by: Torialay Razaqyar from: Tampa Florida
February 12, 2013 11:20 PM
wow ! what a great speech.
keep your promises and go forward Mr. President.
help and protect democracy , human rights , civil rights , free dome and justice in America and all over the world.
great leaders makes the history, they don't hide from the history.
regards

Featured Videos

Your JavaScript is turned off or you have an old version of Adobe's Flash Player. Get the latest Flash player.
Israel Targets Gaza Supply Tunnelsi
X
July 24, 2014 4:42 AM
The Israeli military has launched a ground operation in Gaza to destroy the myriad tunnels that may have been used to smuggle weapons to Hamas. VOA's Zlatica Hoke reports that could mean more hardship for the people of Gaza, who obtain some of their essential supplies through these underground passages
Video

Video Israel Targets Gaza Supply Tunnels

The Israeli military has launched a ground operation in Gaza to destroy the myriad tunnels that may have been used to smuggle weapons to Hamas.

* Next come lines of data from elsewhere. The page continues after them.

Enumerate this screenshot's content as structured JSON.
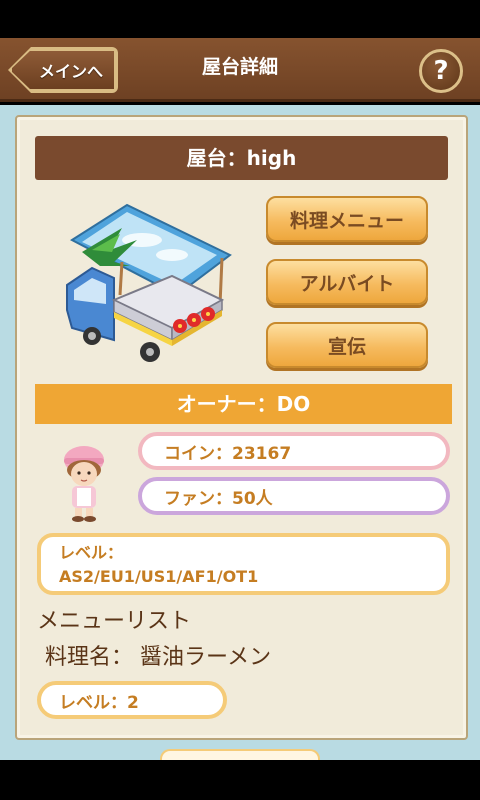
{
  "header": {
    "back_label": "メインへ",
    "title": "屋台詳細",
    "help_label": "?"
  },
  "stall": {
    "title": "屋台：high",
    "image_icon": "food-truck-icon"
  },
  "actions": {
    "menu_label": "料理メニュー",
    "parttime_label": "アルバイト",
    "promo_label": "宣伝"
  },
  "owner": {
    "label": "オーナー：DO",
    "avatar_icon": "chef-avatar-icon",
    "coin_text": "コイン：23167",
    "fan_text": "ファン：50人",
    "level_label": "レベル：",
    "level_value": "AS2/EU1/US1/AF1/OT1"
  },
  "menu_list": {
    "heading": "メニューリスト",
    "dish_name": "料理名： 醤油ラーメン",
    "dish_level": "レベル：2"
  },
  "colors": {
    "header_brown": "#7a4a2e",
    "owner_orange": "#efa634",
    "panel_cream": "#f1ebda",
    "content_blue": "#b9dbe3",
    "text_gold": "#c57d22"
  }
}
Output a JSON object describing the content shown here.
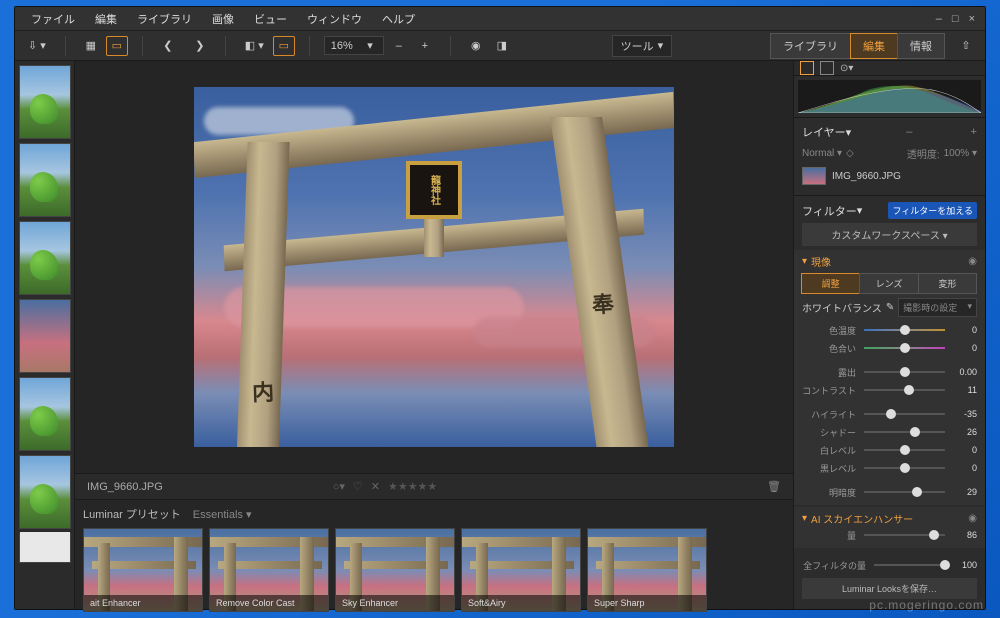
{
  "menu": {
    "items": [
      "ファイル",
      "編集",
      "ライブラリ",
      "画像",
      "ビュー",
      "ウィンドウ",
      "ヘルプ"
    ]
  },
  "win_controls": {
    "min": "–",
    "max": "□",
    "close": "×"
  },
  "toolbar": {
    "zoom": "16%",
    "tool": "ツール"
  },
  "mode_tabs": {
    "library": "ライブラリ",
    "edit": "編集",
    "info": "情報"
  },
  "info_bar": {
    "filename": "IMG_9660.JPG"
  },
  "plaque": "龍神社",
  "kanji1": "奉",
  "kanji2": "内",
  "presets": {
    "header": "Luminar プリセット",
    "category": "Essentials",
    "items": [
      "ait Enhancer",
      "Remove Color Cast",
      "Sky Enhancer",
      "Soft&Airy",
      "Super Sharp"
    ]
  },
  "panel": {
    "layers": "レイヤー",
    "blend": "Normal",
    "opacity_label": "透明度:",
    "opacity_value": "100%",
    "layer_name": "IMG_9660.JPG",
    "filters": "フィルター",
    "add_filter": "フィルターを加える",
    "workspace": "カスタムワークスペース",
    "develop": "現像",
    "tabs": {
      "adjust": "調整",
      "lens": "レンズ",
      "distort": "変形"
    },
    "wb_label": "ホワイトバランス",
    "wb_mode": "撮影時の設定",
    "sliders": {
      "temp": {
        "label": "色温度",
        "value": "0",
        "pos": 50
      },
      "tint": {
        "label": "色合い",
        "value": "0",
        "pos": 50
      },
      "exposure": {
        "label": "露出",
        "value": "0.00",
        "pos": 50
      },
      "contrast": {
        "label": "コントラスト",
        "value": "11",
        "pos": 55
      },
      "highlights": {
        "label": "ハイライト",
        "value": "-35",
        "pos": 33
      },
      "shadows": {
        "label": "シャドー",
        "value": "26",
        "pos": 63
      },
      "whites": {
        "label": "白レベル",
        "value": "0",
        "pos": 50
      },
      "blacks": {
        "label": "黒レベル",
        "value": "0",
        "pos": 50
      },
      "clarity": {
        "label": "明暗度",
        "value": "29",
        "pos": 65
      },
      "sky": {
        "label": "量",
        "value": "86",
        "pos": 86
      },
      "global": {
        "label": "全フィルタの量",
        "value": "100",
        "pos": 100
      }
    },
    "sky_enhancer": "AI スカイエンハンサー",
    "looks_save": "Luminar Looksを保存…"
  },
  "watermark": "pc.mogeringo.com"
}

VOA's Zlatica Hoke reports that could mean more hardship for the people of Gaza, who obtain some of their essential supplies through these underground passages
Video

Video MH17's 'Black Boxes' Could Reveal Crash Details

The government of Malaysia now has custody of the cockpit voice and flight data recorders from Malaysia Airlines Flight 17, which was hit by a missile over Ukraine before crashing last week. As VOA's Carolyn Presutti reports, the so-called black boxes may hold information about the final minutes of the flight.
Video

Video Living in the Shadows Panel Discussion

Following a screening of the new VOA documentary, "AIDS - Living in the Shadows," at the World AIDS conference in Melbourne, a panel discussed the film and how to combat the stigma associated with HIV/AIDS.
Video

Video IAEA: Iran Turns its Enriched Uranium Into Less Harmful Form

Iran has converted its stockpiles of enriched uranium into a less dangerous form that is more difficult to use for nuclear weapons, according to the United Nations’ Atomic Energy Agency. The move complies with an interim deal reached with Western powers on Iran's nuclear program last year, in exchange for easing of sanctions. Henry Ridgwell reports for VOA from London.
Video

Video Relic of Saint Draws Catholics Worried About Immigration Issue

A Roman Catholic saint who is a figure of devotion for those crossing the border into the United States is attracting believers concerned about the plight of undocumented immigrants. Mike O'Sullivan reports from Los Angeles, where a relic of Saint Toribio has drawn thousands to local churches.
Video

Video US Awards Medal of Honor for Heroics in Bloodiest of Afghan Battles

U.S. combat troops are withdrawing from Afghanistan, on pace to leave the country by the end of this year. But on Monday, U.S. President Barack Obama took time to honor a soldier whose actions while under fire in Afghanistan earned him the Medal of Honor. VOA's Jeff Seldin has more from the Pentagon.
Video

Video Ukraine Rebels Surrender MH17 Black Boxes

After days of negotiations, a senior separatist leader handed over two black boxes from an airliner downed over eastern Ukraine to Malaysian experts early Tuesday. While on Monday, the U.N. Security Council unanimously demanded that armed groups controlling the crash site allow safe and unrestricted access to the wreckage.
Video

Video In Cambodia, HIV Diagnosis Brings Deadly Shame

Although HIV/AIDS is now a treatable condition, a positive diagnosis is still a life altering experience. In Cambodia, people living with HIV are often disowned by friends, family and the community. This humiliation can be unbearable. We bring you one Cambodian woman’s struggle to overcome a life tragedy and her own HIV positive diagnosis.

AppleAndroid